Arabic press review: This is what the Arab media is saying about the Jordan ‘coup plot’
Suspicious foreign parties
For the Jordanian public trying to get to the bottom of the alleged plot authorities said had been exposed over the weekend, the main question was "who are the foreign parties that Amman said want to destabilise the country”?
According to London-based newspaper al-Quds al-Arabi, much confusion was sown by the arrests of several figures and detention of the former crown prince, Hamzah bin Hussein. Primarily this was over the question of the alleged "ambitions and delusions entertained by the prince and his close entourage, which coincided with suspicious contacts with foreign parties".
"The issue is not related to a coup attempt, but it is rather about a security operation targeting groups with an ambition to stir chaos and destabilise Jordan, which means the prince's group is accused of insulting the state and leaking information to external opponents, in addition to a seemingly other part of the case that has to do with the foreign agendas," said the newspaper.
The daily added that if certain background information linked to the arrests is revealed in the near future, it is expected that some ties between Jordan and several Gulf states will subsequently collapse, or will at least be restructured.
Al-Quds al-Arabi noted that the role of Bassem Awadallah, who is very close to the circles of influence in Saudi Arabia and the UAE, is of high importance to Jordanians.
Jordanian media defends stable kingdom
In Jordan’s pro-government al-Ghad newspaper, the tumultuous events of the weekend were compared to previous upheavals - with the message very much that any instability has been overcome and will be again.
"Jordanians are celebrating the centenary of the founding of the State of Jordan, and the past 10 decades of the Jordanian state's life were not all years of stability, as dozens of attempts were made to overthrow the government and the constitution. But they ended in failure, and the constitution and the hereditary royal parliamentary system remained solid," columnist Fahd al-Khaitan wrote.
"Today, after 100 years, how can someone possibly think that he can overthrow established traditions, settle personal accounts and realise personal ambitions outside the authority of the constitution and the law?"
For Khaitan, stability is the most important factor in the kingdom, and he asserted that Jordanians will not allow their country to be rocked.
"The information available to the decision-maker is enormous, dangerous and shocking.

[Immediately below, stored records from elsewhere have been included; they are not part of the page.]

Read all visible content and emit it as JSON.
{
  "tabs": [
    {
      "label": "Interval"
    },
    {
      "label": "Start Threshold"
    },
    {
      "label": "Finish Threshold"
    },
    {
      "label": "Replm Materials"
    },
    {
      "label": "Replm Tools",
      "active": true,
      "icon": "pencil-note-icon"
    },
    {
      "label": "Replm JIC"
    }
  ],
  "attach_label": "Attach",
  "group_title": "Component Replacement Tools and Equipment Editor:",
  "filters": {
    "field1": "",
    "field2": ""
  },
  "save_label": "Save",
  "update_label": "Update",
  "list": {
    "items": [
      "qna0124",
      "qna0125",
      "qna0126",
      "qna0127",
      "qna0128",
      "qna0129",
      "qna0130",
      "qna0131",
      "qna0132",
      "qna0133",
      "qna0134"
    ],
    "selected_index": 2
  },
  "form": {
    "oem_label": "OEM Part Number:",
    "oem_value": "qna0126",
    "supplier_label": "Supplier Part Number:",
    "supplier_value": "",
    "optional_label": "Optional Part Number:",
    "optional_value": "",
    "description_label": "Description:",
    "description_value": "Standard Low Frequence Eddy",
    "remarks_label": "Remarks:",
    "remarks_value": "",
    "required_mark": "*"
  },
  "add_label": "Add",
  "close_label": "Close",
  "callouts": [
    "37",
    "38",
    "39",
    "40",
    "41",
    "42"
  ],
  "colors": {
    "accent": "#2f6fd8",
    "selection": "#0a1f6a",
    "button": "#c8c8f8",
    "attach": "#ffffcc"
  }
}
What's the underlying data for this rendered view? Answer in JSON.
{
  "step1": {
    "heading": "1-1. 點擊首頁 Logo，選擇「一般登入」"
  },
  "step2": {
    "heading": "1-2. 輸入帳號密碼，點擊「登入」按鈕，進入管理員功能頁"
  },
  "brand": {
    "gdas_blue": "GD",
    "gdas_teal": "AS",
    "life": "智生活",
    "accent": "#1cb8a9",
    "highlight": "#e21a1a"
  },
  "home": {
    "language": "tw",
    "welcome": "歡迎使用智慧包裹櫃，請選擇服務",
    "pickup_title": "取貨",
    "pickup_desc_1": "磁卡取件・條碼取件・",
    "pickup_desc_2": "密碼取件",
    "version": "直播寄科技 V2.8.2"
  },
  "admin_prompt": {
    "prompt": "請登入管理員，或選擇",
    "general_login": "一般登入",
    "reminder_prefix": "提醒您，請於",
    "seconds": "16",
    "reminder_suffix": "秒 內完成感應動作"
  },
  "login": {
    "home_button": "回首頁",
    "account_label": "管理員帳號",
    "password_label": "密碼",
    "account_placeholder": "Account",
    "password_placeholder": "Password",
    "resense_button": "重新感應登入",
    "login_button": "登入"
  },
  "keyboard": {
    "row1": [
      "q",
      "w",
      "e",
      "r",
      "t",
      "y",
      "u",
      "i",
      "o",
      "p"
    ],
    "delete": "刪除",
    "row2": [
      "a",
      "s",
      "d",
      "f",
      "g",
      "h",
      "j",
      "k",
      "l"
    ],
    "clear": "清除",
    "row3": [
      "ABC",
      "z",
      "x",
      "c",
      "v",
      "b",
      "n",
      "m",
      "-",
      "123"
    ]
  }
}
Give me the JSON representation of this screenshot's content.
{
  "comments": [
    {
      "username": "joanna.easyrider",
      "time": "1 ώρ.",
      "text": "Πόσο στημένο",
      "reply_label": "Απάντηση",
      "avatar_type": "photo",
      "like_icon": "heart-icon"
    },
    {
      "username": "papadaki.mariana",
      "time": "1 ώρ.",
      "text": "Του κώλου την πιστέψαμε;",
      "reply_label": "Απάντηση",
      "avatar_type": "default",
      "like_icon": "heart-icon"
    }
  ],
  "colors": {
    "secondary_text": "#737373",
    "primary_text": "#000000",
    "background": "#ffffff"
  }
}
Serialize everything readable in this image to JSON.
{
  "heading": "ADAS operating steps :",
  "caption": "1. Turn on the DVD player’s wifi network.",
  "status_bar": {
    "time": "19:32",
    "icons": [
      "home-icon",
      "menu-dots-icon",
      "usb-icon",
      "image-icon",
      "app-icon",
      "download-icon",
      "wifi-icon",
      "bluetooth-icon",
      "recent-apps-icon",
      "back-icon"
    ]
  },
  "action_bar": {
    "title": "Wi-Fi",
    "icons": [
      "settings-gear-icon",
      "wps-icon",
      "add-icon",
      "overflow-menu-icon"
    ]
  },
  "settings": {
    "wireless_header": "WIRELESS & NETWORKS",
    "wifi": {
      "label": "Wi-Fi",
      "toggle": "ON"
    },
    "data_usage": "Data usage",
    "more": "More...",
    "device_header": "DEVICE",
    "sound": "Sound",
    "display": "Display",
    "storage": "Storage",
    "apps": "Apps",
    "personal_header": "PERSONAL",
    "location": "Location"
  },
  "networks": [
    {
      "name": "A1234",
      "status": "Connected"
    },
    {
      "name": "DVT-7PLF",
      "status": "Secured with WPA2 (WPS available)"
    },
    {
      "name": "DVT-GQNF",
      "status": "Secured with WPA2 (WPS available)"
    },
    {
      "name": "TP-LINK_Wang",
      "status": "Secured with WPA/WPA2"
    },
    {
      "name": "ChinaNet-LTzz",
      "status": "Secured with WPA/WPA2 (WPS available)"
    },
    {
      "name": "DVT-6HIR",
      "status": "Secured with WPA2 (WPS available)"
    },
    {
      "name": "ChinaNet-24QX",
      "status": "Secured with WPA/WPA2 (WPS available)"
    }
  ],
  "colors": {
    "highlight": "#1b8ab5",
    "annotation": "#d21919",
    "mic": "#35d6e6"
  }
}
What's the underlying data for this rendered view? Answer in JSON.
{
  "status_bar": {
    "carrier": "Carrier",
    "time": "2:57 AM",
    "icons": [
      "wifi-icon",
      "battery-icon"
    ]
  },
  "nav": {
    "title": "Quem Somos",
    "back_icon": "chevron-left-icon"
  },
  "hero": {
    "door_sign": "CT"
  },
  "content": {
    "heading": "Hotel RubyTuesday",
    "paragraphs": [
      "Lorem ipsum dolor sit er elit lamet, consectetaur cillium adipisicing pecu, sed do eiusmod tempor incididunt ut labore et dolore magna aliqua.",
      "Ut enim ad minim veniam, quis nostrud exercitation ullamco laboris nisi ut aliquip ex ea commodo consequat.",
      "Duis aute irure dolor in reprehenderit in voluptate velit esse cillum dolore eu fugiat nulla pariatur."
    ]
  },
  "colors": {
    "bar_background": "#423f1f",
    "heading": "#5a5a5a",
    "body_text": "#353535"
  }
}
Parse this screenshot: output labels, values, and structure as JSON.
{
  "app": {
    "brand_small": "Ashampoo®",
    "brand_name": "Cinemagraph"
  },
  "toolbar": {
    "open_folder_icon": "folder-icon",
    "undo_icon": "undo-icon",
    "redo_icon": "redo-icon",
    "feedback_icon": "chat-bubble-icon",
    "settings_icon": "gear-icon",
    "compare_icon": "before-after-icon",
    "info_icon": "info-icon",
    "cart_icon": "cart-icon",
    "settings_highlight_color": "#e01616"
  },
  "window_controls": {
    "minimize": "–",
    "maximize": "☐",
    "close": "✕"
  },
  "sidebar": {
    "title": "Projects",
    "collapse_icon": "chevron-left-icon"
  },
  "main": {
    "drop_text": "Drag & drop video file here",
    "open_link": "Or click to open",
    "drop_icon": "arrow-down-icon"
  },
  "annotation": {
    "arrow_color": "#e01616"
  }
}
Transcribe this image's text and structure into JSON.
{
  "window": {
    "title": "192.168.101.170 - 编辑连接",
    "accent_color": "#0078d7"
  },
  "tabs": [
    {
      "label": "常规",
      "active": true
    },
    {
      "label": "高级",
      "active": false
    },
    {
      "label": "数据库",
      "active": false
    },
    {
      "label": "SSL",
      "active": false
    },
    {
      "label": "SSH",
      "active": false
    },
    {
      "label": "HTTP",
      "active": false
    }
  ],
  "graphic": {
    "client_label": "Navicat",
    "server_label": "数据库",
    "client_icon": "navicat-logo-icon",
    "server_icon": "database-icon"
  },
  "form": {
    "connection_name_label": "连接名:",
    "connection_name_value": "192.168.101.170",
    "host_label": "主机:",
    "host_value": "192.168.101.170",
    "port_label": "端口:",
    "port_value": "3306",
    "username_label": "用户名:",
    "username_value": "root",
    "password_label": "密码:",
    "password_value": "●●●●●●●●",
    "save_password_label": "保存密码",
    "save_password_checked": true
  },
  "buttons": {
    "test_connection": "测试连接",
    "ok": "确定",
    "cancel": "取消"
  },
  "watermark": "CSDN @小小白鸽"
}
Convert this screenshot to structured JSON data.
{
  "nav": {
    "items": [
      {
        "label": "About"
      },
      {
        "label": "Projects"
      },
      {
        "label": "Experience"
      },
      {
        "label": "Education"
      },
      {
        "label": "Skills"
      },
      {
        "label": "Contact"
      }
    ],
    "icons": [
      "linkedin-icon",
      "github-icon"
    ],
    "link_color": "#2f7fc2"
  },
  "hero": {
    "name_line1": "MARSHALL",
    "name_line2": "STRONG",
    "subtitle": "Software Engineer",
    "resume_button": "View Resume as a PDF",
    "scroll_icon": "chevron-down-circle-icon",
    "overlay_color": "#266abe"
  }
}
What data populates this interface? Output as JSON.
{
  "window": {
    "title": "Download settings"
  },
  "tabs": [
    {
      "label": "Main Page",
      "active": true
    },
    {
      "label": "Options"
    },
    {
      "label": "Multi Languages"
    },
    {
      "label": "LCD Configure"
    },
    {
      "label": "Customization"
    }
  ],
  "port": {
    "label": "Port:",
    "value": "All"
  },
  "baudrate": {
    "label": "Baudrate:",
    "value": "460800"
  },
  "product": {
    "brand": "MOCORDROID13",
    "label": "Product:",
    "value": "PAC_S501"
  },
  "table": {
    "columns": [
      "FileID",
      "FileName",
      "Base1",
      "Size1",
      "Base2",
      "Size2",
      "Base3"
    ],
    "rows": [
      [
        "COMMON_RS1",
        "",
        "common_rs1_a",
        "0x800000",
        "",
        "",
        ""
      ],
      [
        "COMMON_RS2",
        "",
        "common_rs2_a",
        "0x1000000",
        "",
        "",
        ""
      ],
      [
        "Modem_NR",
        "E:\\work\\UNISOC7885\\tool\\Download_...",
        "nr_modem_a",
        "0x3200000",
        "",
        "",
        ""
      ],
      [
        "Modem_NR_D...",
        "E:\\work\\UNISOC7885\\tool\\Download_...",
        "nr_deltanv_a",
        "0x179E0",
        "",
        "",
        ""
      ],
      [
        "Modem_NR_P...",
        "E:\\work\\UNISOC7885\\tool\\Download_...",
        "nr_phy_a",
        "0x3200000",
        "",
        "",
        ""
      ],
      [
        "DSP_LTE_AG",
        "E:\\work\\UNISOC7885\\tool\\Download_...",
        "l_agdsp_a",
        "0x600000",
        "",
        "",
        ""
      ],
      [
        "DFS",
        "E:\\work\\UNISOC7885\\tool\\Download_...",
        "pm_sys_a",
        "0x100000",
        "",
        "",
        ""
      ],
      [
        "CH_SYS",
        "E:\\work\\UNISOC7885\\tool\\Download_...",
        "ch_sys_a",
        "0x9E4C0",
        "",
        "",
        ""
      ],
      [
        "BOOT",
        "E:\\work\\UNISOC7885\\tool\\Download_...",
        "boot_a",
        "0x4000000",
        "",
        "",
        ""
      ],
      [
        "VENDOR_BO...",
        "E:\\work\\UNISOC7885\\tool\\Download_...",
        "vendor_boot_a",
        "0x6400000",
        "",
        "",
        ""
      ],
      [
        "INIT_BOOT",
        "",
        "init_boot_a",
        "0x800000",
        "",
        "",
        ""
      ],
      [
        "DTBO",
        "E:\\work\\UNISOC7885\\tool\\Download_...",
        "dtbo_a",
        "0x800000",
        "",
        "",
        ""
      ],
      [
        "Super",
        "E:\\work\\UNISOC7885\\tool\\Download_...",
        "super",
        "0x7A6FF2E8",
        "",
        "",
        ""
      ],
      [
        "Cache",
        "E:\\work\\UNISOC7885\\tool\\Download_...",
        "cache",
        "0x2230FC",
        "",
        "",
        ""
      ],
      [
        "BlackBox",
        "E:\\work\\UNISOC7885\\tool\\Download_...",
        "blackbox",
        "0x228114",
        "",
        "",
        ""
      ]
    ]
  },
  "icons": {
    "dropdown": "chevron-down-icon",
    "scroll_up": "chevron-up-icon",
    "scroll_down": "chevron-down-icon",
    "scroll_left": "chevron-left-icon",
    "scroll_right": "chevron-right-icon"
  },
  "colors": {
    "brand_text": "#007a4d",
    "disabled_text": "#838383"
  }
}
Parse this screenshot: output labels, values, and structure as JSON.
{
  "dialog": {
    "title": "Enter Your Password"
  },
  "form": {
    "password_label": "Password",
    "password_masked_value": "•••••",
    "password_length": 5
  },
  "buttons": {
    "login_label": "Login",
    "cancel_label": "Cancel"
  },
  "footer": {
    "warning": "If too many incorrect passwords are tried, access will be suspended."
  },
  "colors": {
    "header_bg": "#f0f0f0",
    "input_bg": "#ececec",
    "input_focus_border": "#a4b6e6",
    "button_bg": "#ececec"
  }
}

The current conditions may not allow the full disclosure of this data due to security and political considerations, but a large part of it will be available to public opinion,” he wrote.
"The most important thing is that the state's military and security institutions have been monitoring the situation from the beginning, followed up the parties’ moves carefully, and then decided the exact moment to interfere and set the record straight.”
Hamzah rebuffed king’s olive branch
King Abdullah II tried to solve the crisis with his half-brother Prince Hamzah privately and within the family but was rebuffed.
Or, at least, that’s the story printed by the state-owned al-Rai newspaper, under the headline “Entombing strife in its early stages”.
According to the report, the Jordanian security services revealed troubling activities and movements by Prince Hamzah and others to the king.
The newspaper alleged that the prince contacted a number of high-profile people in Jordan urging them to incite against the state, in addition to seeking the help of the opposition abroad, “to realise plans that weaken Jordan's position on major issues”.
Prince Hamzah maintained constant communications with Bassem Awadallah to coordinate his steps and movements, al-Rai said.
The newspaper also alleged the prince’s wife received an offer from a "foreign party" to transfer her out of Jordan in a private jet.
Saudis see an ‘unprecedented crisis’
Jordan is witnessing a crisis unprecedented in its history, involving prominent personalities, reported state-owned Saudi newspaper Asharq al-Awsat.
Suspicion began to fall on Prince Hamzah when the royal tweeted criticism of the situation in Jordan, which sparked widespread controversy, according to the newspaper.
The Saudi paper said it was noteworthy that Hamzah had been dismissed from the army last year, along with the king's brother Prince Faisal and half-brother Prince Ali.
Bassem Awadallah, whose involvement in the recent events sparked widespread controversy in Jordan, has been linked to several economic plans and gained a reputation for being behind the privatisation programme that was widely criticised in the kingdom, according to Asharq al-Awsat.
Awadallah became known to the public in Jordan after major disagreements he had with former head of intelligence services, Lieutenant General Muhammad al-Dhahabi, who is currently imprisoned on charges of money laundering and making illegal gains out of his position.
The newspaper also highlighted the alleged role of Jordanian royal Hassan bin Zeid, brother of Ali bin Zeid, who was killed in a 2010 suicide bomb attack carried out by al-Qaeda against a joint US-Jordanian camp in Afghanistan.
Asharq al-Awsat added that Hassan bin Zeid is little known to the public and is at a distance from the political scene in Jordan.
*Arabic press review is a digest of reports that are not independently verified as accurate by Middle East Eye